Page and application data records
• • •
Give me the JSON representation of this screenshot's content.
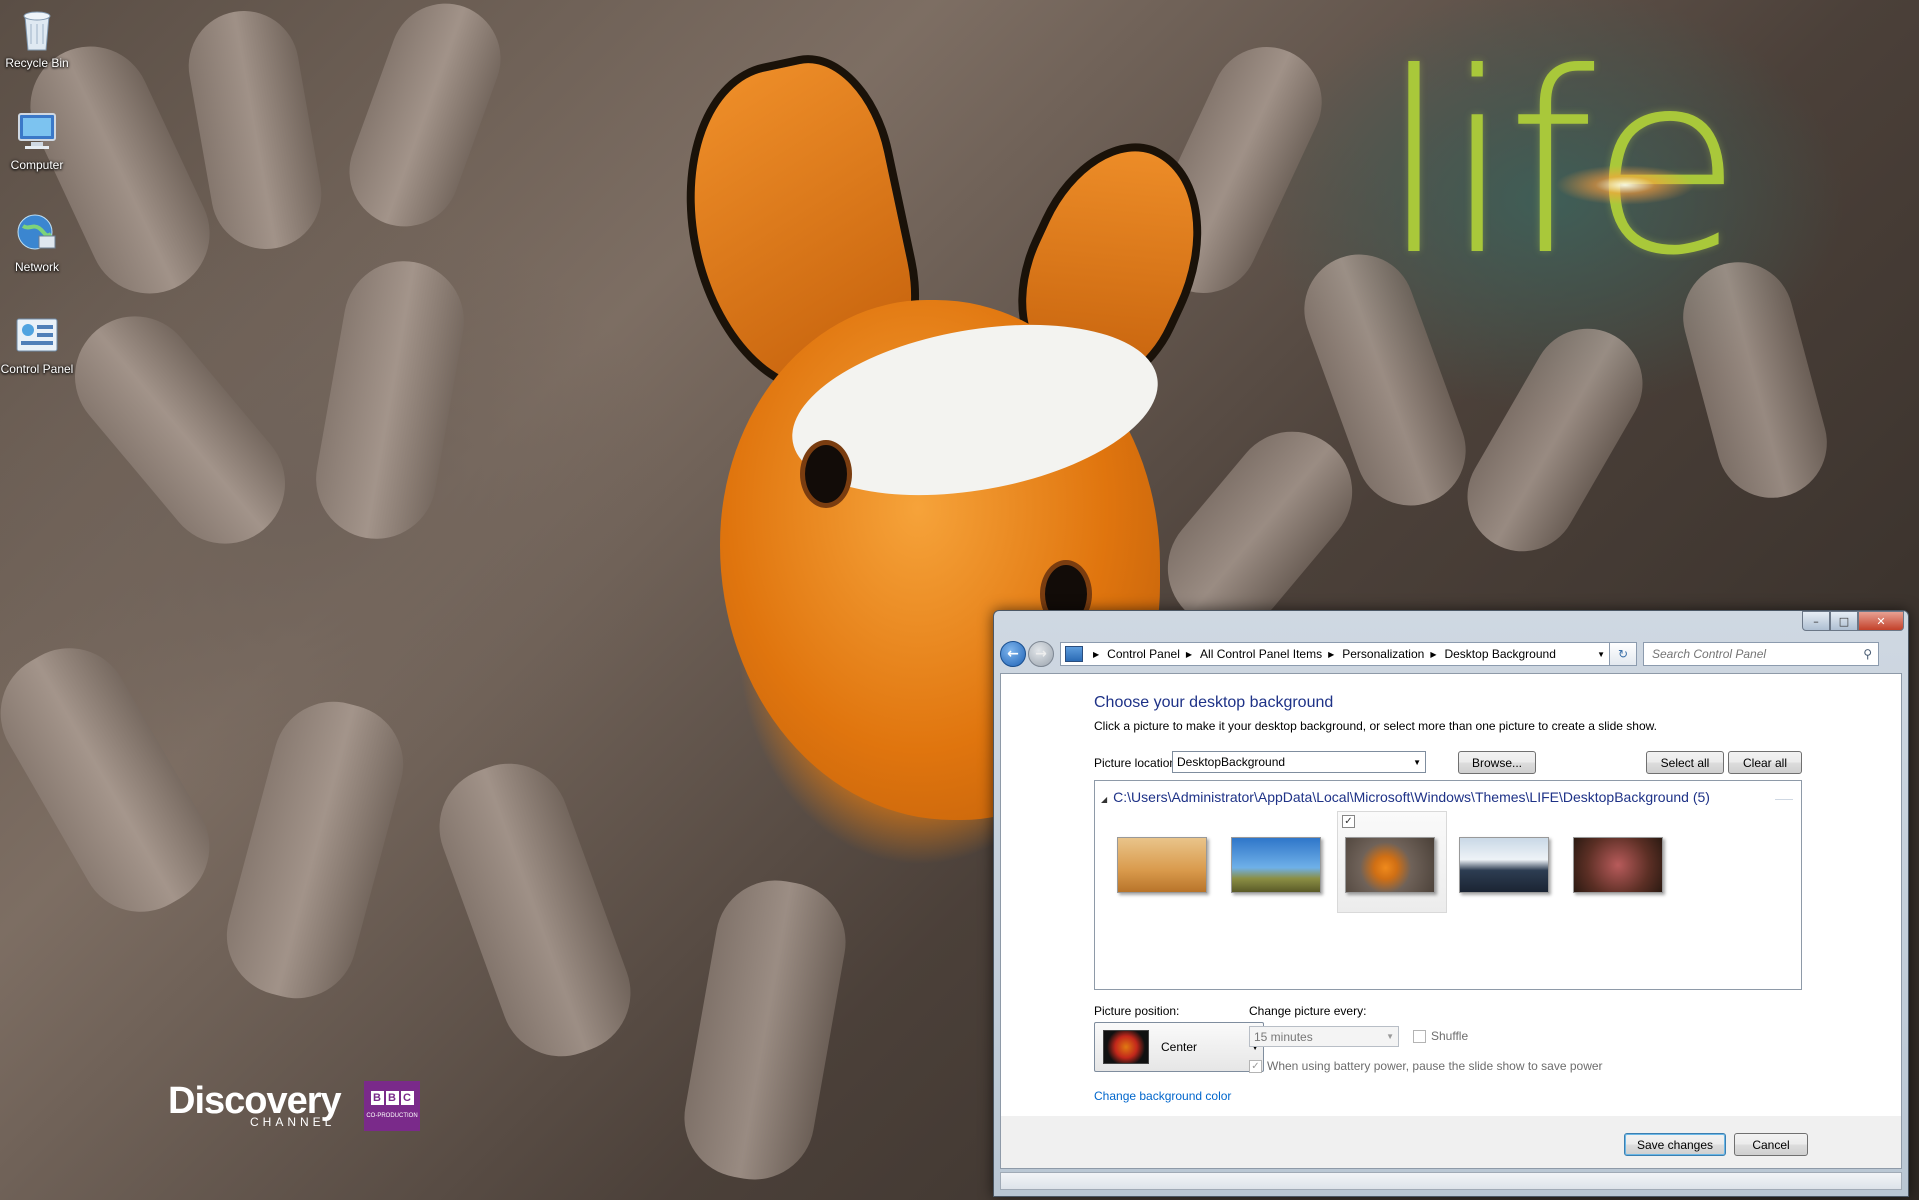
{
  "desktop": {
    "icons": [
      {
        "name": "recycle-bin",
        "label": "Recycle Bin"
      },
      {
        "name": "computer",
        "label": "Computer"
      },
      {
        "name": "network",
        "label": "Network"
      },
      {
        "name": "control-panel",
        "label": "Control Panel"
      }
    ],
    "wallpaper_logo": "life",
    "discovery": "Discovery",
    "discovery_sub": "CHANNEL",
    "bbc_letters": [
      "B",
      "B",
      "C"
    ],
    "bbc_sub": "CO-PRODUCTION"
  },
  "window": {
    "controls": {
      "minimize": "–",
      "maximize": "□",
      "close": "✕"
    },
    "address": {
      "crumbs": [
        "Control Panel",
        "All Control Panel Items",
        "Personalization",
        "Desktop Background"
      ]
    },
    "search": {
      "placeholder": "Search Control Panel"
    },
    "title": "Choose your desktop background",
    "subtitle": "Click a picture to make it your desktop background, or select more than one picture to create a slide show.",
    "picture_location_label": "Picture location:",
    "picture_location_value": "DesktopBackground",
    "browse_label": "Browse...",
    "select_all_label": "Select all",
    "clear_all_label": "Clear all",
    "folder_path": "C:\\Users\\Administrator\\AppData\\Local\\Microsoft\\Windows\\Themes\\LIFE\\DesktopBackground (5)",
    "thumbnails": [
      {
        "name": "desert-chameleon",
        "selected": false
      },
      {
        "name": "dragon-tree",
        "selected": false
      },
      {
        "name": "clownfish",
        "selected": true
      },
      {
        "name": "penguin-shore",
        "selected": false
      },
      {
        "name": "red-coral",
        "selected": false
      }
    ],
    "picture_position_label": "Picture position:",
    "picture_position_value": "Center",
    "change_every_label": "Change picture every:",
    "change_every_value": "15 minutes",
    "shuffle_label": "Shuffle",
    "shuffle_checked": false,
    "battery_label": "When using battery power, pause the slide show to save power",
    "battery_checked": true,
    "change_color_link": "Change background color",
    "save_label": "Save changes",
    "cancel_label": "Cancel"
  }
}
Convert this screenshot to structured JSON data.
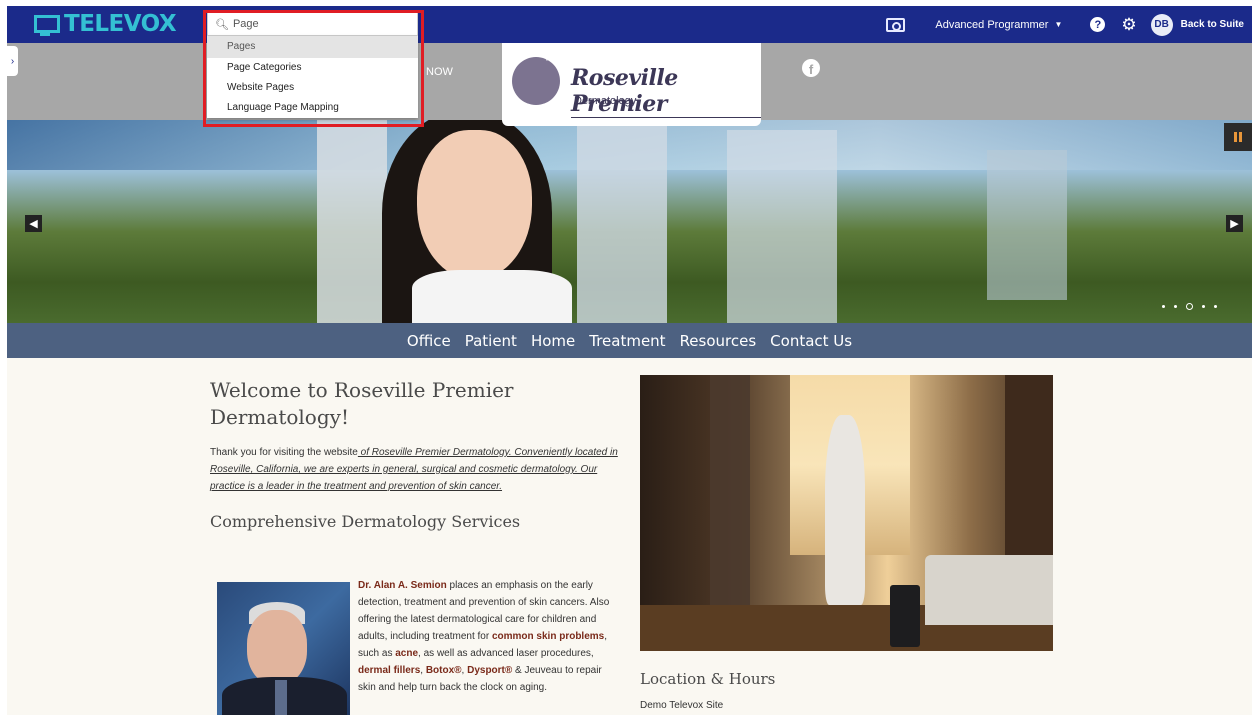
{
  "app": {
    "logo_text": "TELEVOX",
    "user_role": "Advanced Programmer",
    "avatar_initials": "DB",
    "back_to_suite": "Back to Suite",
    "accent_color": "#1b2a8a",
    "logo_color": "#34c0d3"
  },
  "search": {
    "value": "Page",
    "section_header": "Pages",
    "results": [
      "Page Categories",
      "Website Pages",
      "Language Page Mapping"
    ]
  },
  "site": {
    "header_link_fragment": "NOW",
    "brand_name": "Roseville Premier",
    "brand_sub": "Dermatology",
    "nav": [
      "Office",
      "Patient",
      "Home",
      "Treatment",
      "Resources",
      "Contact Us"
    ],
    "welcome_title": "Welcome to Roseville Premier Dermatology!",
    "intro_plain": "Thank you for visiting the website",
    "intro_link": " of Roseville Premier Dermatology. Conveniently located in Roseville, California, we are experts in general, surgical and cosmetic dermatology. Our practice is a leader in the treatment and prevention of skin cancer.",
    "services_heading": "Comprehensive Dermatology Services",
    "doctor": {
      "name": "Dr. Alan A. Semion",
      "text1": " places an emphasis on the early detection, treatment and prevention of skin cancers. Also offering the latest dermatological care for children and adults, including treatment for ",
      "link1": "common skin problems",
      "text2": ", such as ",
      "link2": "acne",
      "text3": ", as well as advanced laser procedures, ",
      "link3": "dermal fillers",
      "text4": ", ",
      "link4": "Botox®",
      "text5": ", ",
      "link5": "Dysport®",
      "text6": " & Jeuveau to repair skin and help turn back the clock on aging."
    },
    "location_heading": "Location & Hours",
    "location_sub": "Demo Televox Site"
  },
  "carousel": {
    "slide_count": 5,
    "active_slide": 3
  },
  "icons": {
    "search": "search-icon",
    "preview": "monitor-preview-icon",
    "help": "help-icon",
    "settings": "gear-icon",
    "facebook": "facebook-icon",
    "pause": "pause-icon",
    "prev": "arrow-left-icon",
    "next": "arrow-right-icon",
    "sidebar": "chevron-right-icon"
  }
}
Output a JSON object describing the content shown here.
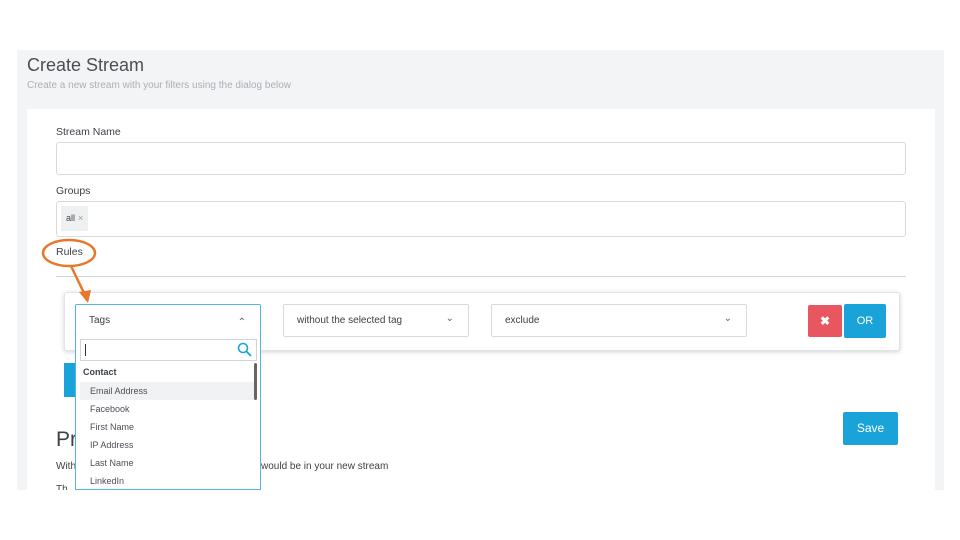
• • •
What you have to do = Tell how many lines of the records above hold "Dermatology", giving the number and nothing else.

Exercise response = 4